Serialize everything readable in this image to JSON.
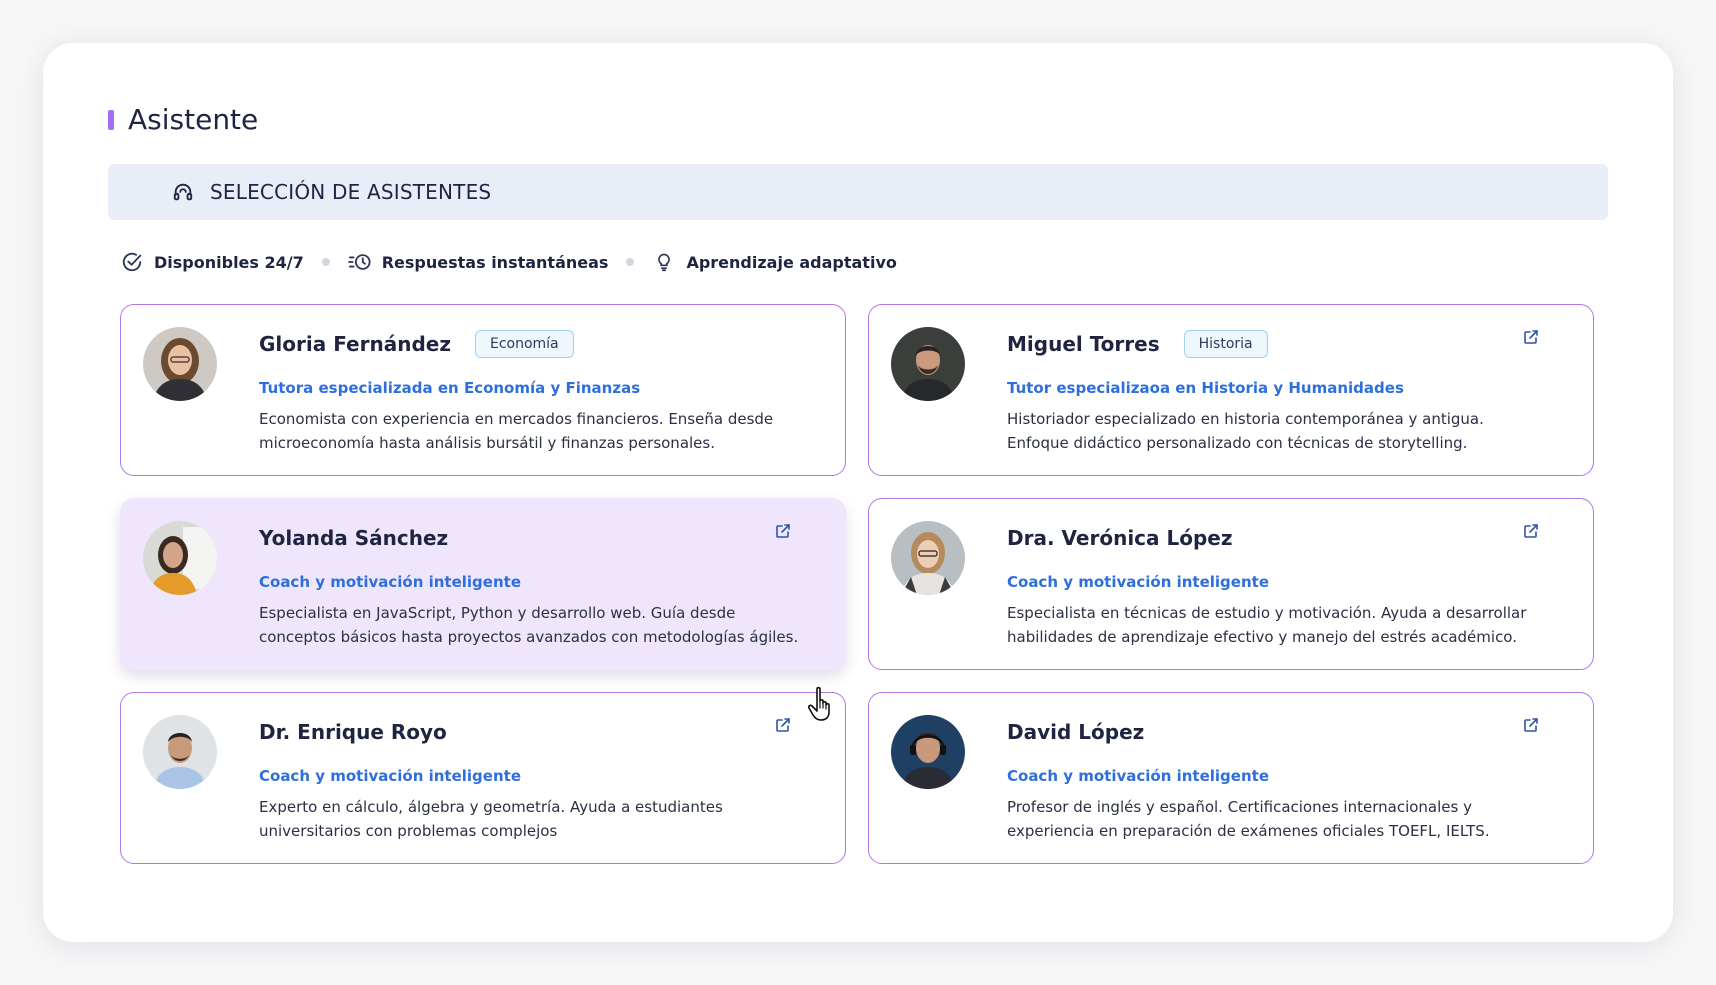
{
  "page": {
    "title": "Asistente"
  },
  "section": {
    "label": "SELECCIÓN DE ASISTENTES",
    "icon": "headset-icon"
  },
  "features": [
    {
      "label": "Disponibles 24/7",
      "icon": "check-circle-icon"
    },
    {
      "label": "Respuestas instantáneas",
      "icon": "clock-history-icon"
    },
    {
      "label": "Aprendizaje adaptativo",
      "icon": "lightbulb-icon"
    }
  ],
  "assistants": [
    {
      "name": "Gloria Fernández",
      "tag": "Economía",
      "role": "Tutora especializada en Economía y Finanzas",
      "description": "Economista con experiencia en mercados financieros. Enseña desde microeconomía hasta análisis bursátil y finanzas personales."
    },
    {
      "name": "Miguel Torres",
      "tag": "Historia",
      "role": "Tutor especializaoa en Historia y Humanidades",
      "description": "Historiador especializado en historia contemporánea y antigua. Enfoque didáctico personalizado con técnicas de storytelling."
    },
    {
      "name": "Yolanda Sánchez",
      "tag": "",
      "role": "Coach y motivación inteligente",
      "description": "Especialista en JavaScript, Python y desarrollo web. Guía desde conceptos básicos hasta proyectos avanzados con metodologías ágiles."
    },
    {
      "name": "Dra. Verónica López",
      "tag": "",
      "role": "Coach y motivación inteligente",
      "description": "Especialista en técnicas de estudio y motivación. Ayuda a desarrollar habilidades de aprendizaje efectivo y manejo del estrés académico."
    },
    {
      "name": "Dr. Enrique Royo",
      "tag": "",
      "role": "Coach y motivación inteligente",
      "description": "Experto en cálculo, álgebra y geometría. Ayuda a estudiantes universitarios con problemas complejos"
    },
    {
      "name": "David López",
      "tag": "",
      "role": "Coach y motivación inteligente",
      "description": "Profesor de inglés y español. Certificaciones internacionales y experiencia en preparación de exámenes oficiales TOEFL, IELTS."
    }
  ],
  "colors": {
    "accent": "#a56ef0",
    "role_blue": "#2f6fdd",
    "card_border": "#b078e0",
    "active_card_bg": "#efe6fd",
    "banner_bg": "#e8edf7"
  }
}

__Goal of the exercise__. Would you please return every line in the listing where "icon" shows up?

__Answer for the task__.
    "icon": "headset-icon"
      "icon": "check-circle-icon"
      "icon": "clock-history-icon"
      "icon": "lightbulb-icon"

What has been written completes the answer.